The compromise between LAUSD and the teachers, however, did not receive an endorsement from the district's second largest union, SEIU Local 99, which represents many non-teaching employees in the school system. Local 99 objected, saying it supported the original calendar and resented the last-minute change to their work schedules.

Political dynamics: School board president Kelly Gonez acknowledged that SEIU feels like a second-class citizen, and that its concerns often take a back seat to those of the larger UTLA.

Gonez has SEIU's support in her ongoing reelection campaign, but she voted for the compromise because, she said, despite the fact that she shares its concerns about feeling spurned here, the district simply was not ready to pull off an acceleration day next Wednesday.
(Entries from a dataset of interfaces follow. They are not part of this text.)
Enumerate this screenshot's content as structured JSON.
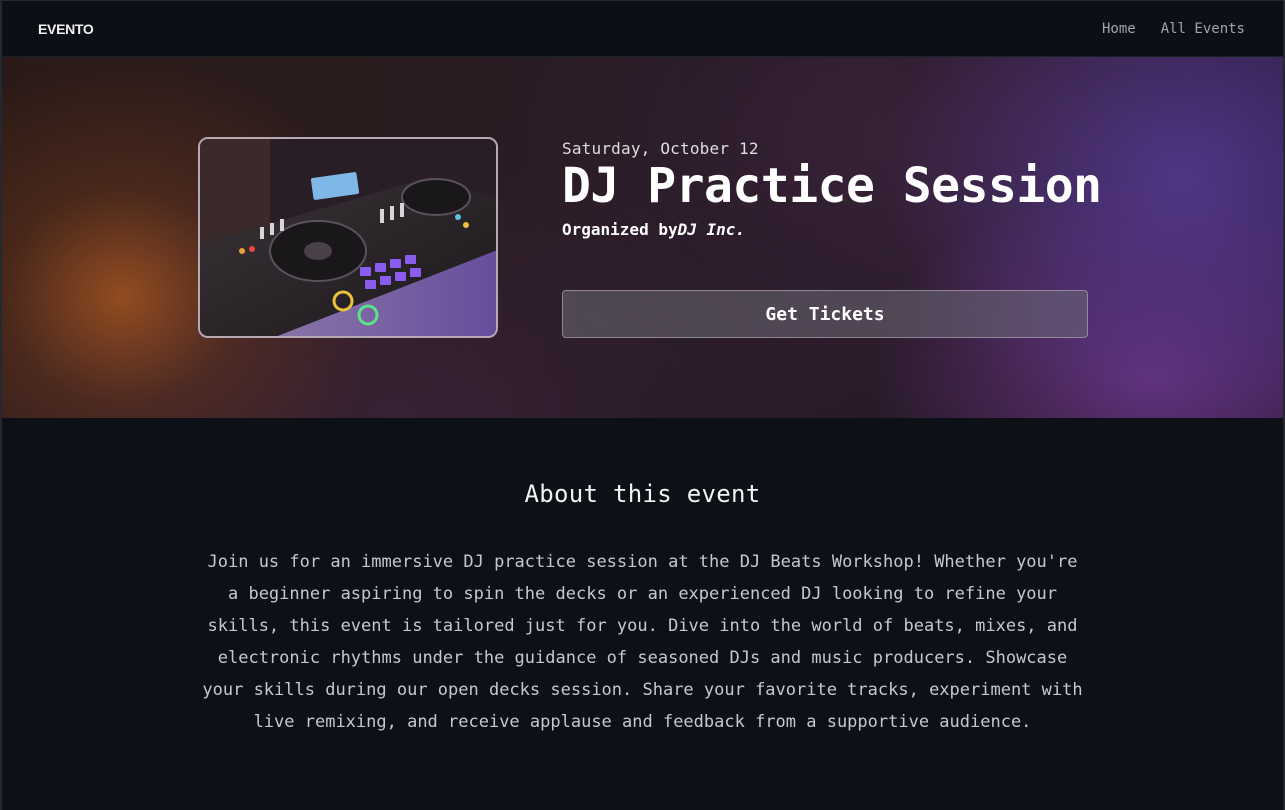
{
  "nav": {
    "logo": "EVENTO",
    "links": [
      "Home",
      "All Events"
    ]
  },
  "event": {
    "date": "Saturday, October 12",
    "title": "DJ Practice Session",
    "organizer_prefix": "Organized by",
    "organizer_name": "DJ Inc.",
    "image_alt": "DJ controller with lit pads",
    "cta_label": "Get Tickets"
  },
  "about": {
    "heading": "About this event",
    "description": "Join us for an immersive DJ practice session at the DJ Beats Workshop! Whether you're a beginner aspiring to spin the decks or an experienced DJ looking to refine your skills, this event is tailored just for you. Dive into the world of beats, mixes, and electronic rhythms under the guidance of seasoned DJs and music producers. Showcase your skills during our open decks session. Share your favorite tracks, experiment with live remixing, and receive applause and feedback from a supportive audience."
  },
  "colors": {
    "background": "#0d1017",
    "hero_warm": "#a45421",
    "hero_cool": "#5c3ea0",
    "button_bg": "#6e6a76"
  }
}
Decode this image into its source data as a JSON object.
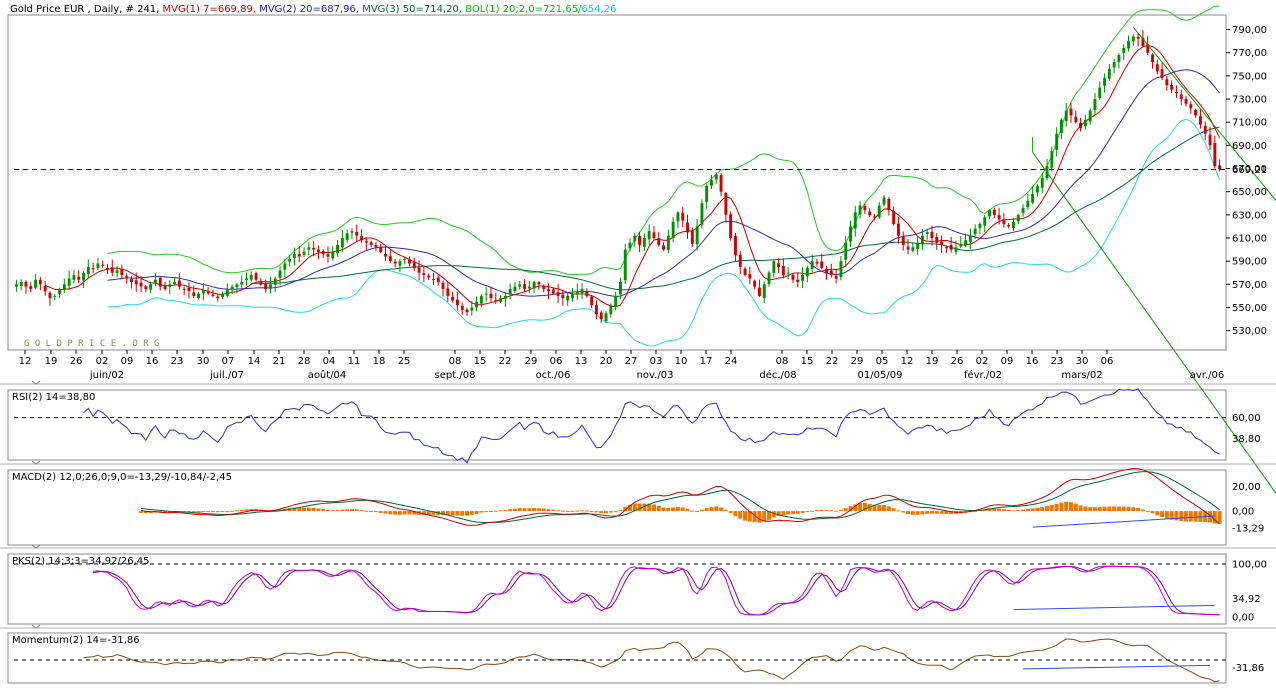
{
  "header": {
    "segments": [
      {
        "text": "Gold Price EUR  , Daily, # 241, ",
        "color": "#000000"
      },
      {
        "text": "MVG(1) 7=669,89, ",
        "color": "#cc0000"
      },
      {
        "text": "MVG(2) 20=687,96, ",
        "color": "#2020d0"
      },
      {
        "text": "MVG(3) 50=714,20, ",
        "color": "#006a3c"
      },
      {
        "text": "BOL(1) 20;2,0=721,65/",
        "color": "#00bb00"
      },
      {
        "text": "654,26",
        "color": "#00c8e8"
      }
    ]
  },
  "watermark": "G O L D P R I C E . O R G",
  "chart_data": [
    {
      "type": "candlestick",
      "title": "Gold Price EUR  , Daily, # 241",
      "bars": 241,
      "ylim": [
        515,
        800
      ],
      "yticks": [
        530,
        550,
        570,
        590,
        610,
        630,
        650,
        670,
        690,
        710,
        730,
        750,
        770,
        790
      ],
      "ytick_labels": [
        "530,00",
        "550,00",
        "570,00",
        "590,00",
        "610,00",
        "630,00",
        "650,00",
        "670,00",
        "690,00",
        "710,00",
        "730,00",
        "750,00",
        "770,00",
        "790,00"
      ],
      "last_value_label": "669,21",
      "reference_line": 669.21,
      "closes": [
        570,
        572,
        568,
        566,
        574,
        570,
        564,
        558,
        560,
        565,
        570,
        575,
        578,
        574,
        580,
        585,
        583,
        588,
        586,
        584,
        580,
        582,
        578,
        576,
        572,
        570,
        568,
        566,
        570,
        574,
        568,
        566,
        570,
        572,
        568,
        566,
        564,
        560,
        562,
        565,
        562,
        560,
        558,
        562,
        566,
        568,
        570,
        572,
        575,
        578,
        574,
        570,
        566,
        570,
        575,
        582,
        588,
        592,
        596,
        594,
        598,
        602,
        600,
        598,
        596,
        594,
        598,
        604,
        610,
        614,
        616,
        612,
        608,
        606,
        604,
        602,
        598,
        594,
        590,
        588,
        590,
        592,
        588,
        584,
        580,
        578,
        576,
        574,
        572,
        566,
        560,
        556,
        552,
        548,
        546,
        550,
        555,
        560,
        562,
        558,
        556,
        558,
        560,
        566,
        568,
        570,
        566,
        568,
        572,
        570,
        566,
        564,
        562,
        560,
        558,
        560,
        562,
        564,
        566,
        560,
        552,
        544,
        540,
        545,
        552,
        560,
        572,
        600,
        606,
        612,
        604,
        610,
        616,
        610,
        604,
        600,
        612,
        624,
        632,
        625,
        615,
        605,
        620,
        640,
        655,
        660,
        665,
        650,
        630,
        610,
        595,
        585,
        578,
        575,
        568,
        560,
        570,
        580,
        590,
        585,
        578,
        580,
        574,
        572,
        578,
        584,
        590,
        588,
        584,
        580,
        578,
        575,
        590,
        606,
        620,
        632,
        638,
        634,
        630,
        628,
        638,
        645,
        634,
        622,
        612,
        604,
        600,
        602,
        606,
        612,
        615,
        610,
        606,
        604,
        602,
        600,
        602,
        605,
        608,
        612,
        618,
        622,
        628,
        634,
        630,
        626,
        622,
        620,
        624,
        630,
        636,
        642,
        648,
        655,
        662,
        672,
        685,
        700,
        712,
        720,
        716,
        710,
        705,
        712,
        720,
        730,
        740,
        748,
        756,
        762,
        768,
        774,
        780,
        784,
        782,
        776,
        770,
        762,
        754,
        748,
        742,
        738,
        735,
        730,
        726,
        722,
        716,
        708,
        700,
        690,
        672,
        669
      ]
    },
    {
      "type": "line",
      "title": "RSI(2) 14=38,80",
      "ylim": [
        0,
        100
      ],
      "yticks": [
        60
      ],
      "ytick_labels": [
        "60,00"
      ],
      "reference_line": 60,
      "last_value_label": "38,80"
    },
    {
      "type": "line",
      "title": "MACD(2) 12,0;26,0;9,0=-13,29/-10,84/-2,45",
      "ylim": [
        -25,
        30
      ],
      "yticks": [
        20,
        0
      ],
      "ytick_labels": [
        "20,00",
        "0,00"
      ],
      "reference_line": 0,
      "last_value_label": "-13,29"
    },
    {
      "type": "line",
      "title": "PKS(2) 14;3;3=34,92/26,45",
      "ylim": [
        -5,
        105
      ],
      "yticks": [
        100,
        0
      ],
      "ytick_labels": [
        "100,00",
        "0,00"
      ],
      "reference_line": 100,
      "last_value_label": "34,92"
    },
    {
      "type": "line",
      "title": "Momentum(2) 14=-31,86",
      "ylim": [
        -90,
        90
      ],
      "yticks": [],
      "ytick_labels": [],
      "reference_line": 0,
      "last_value_label": "-31,86"
    }
  ],
  "x_axis": {
    "day_labels": [
      "12",
      "19",
      "26",
      "02",
      "09",
      "16",
      "23",
      "30",
      "07",
      "14",
      "21",
      "28",
      "04",
      "11",
      "18",
      "25",
      "08",
      "15",
      "22",
      "29",
      "06",
      "13",
      "20",
      "27",
      "03",
      "10",
      "17",
      "24",
      "08",
      "15",
      "22",
      "29",
      "05",
      "12",
      "19",
      "26",
      "02",
      "09",
      "16",
      "23",
      "30",
      "06"
    ],
    "month_labels": [
      "juin/02",
      "juil./07",
      "août/04",
      "sept./08",
      "oct./06",
      "nov./03",
      "déc./08",
      "01/05/09",
      "févr./02",
      "mars/02",
      "avr./06"
    ]
  },
  "colors": {
    "price_up": "#009000",
    "price_down": "#d00000",
    "ma7": "#d40000",
    "ma20": "#2b2bcf",
    "ma50": "#007040",
    "boll_upper": "#22cc22",
    "boll_lower": "#22d8f0",
    "reference": "#0000c0",
    "rsi": "#3030d0",
    "macd": "#d00000",
    "macd_signal": "#006a3c",
    "macd_hist": "#f07800",
    "pks_main": "#c800c8",
    "pks_signal": "#7a00c8",
    "momentum": "#8a4a10",
    "trend_channel": "#00a000",
    "trend_line": "#3050e0"
  }
}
What's next: In a statement last week, Local 99 indicated that, in an internal survey, nearly 50% of members indicated they would not be available to work during the winter and spring break acceleration days because of previous commitments.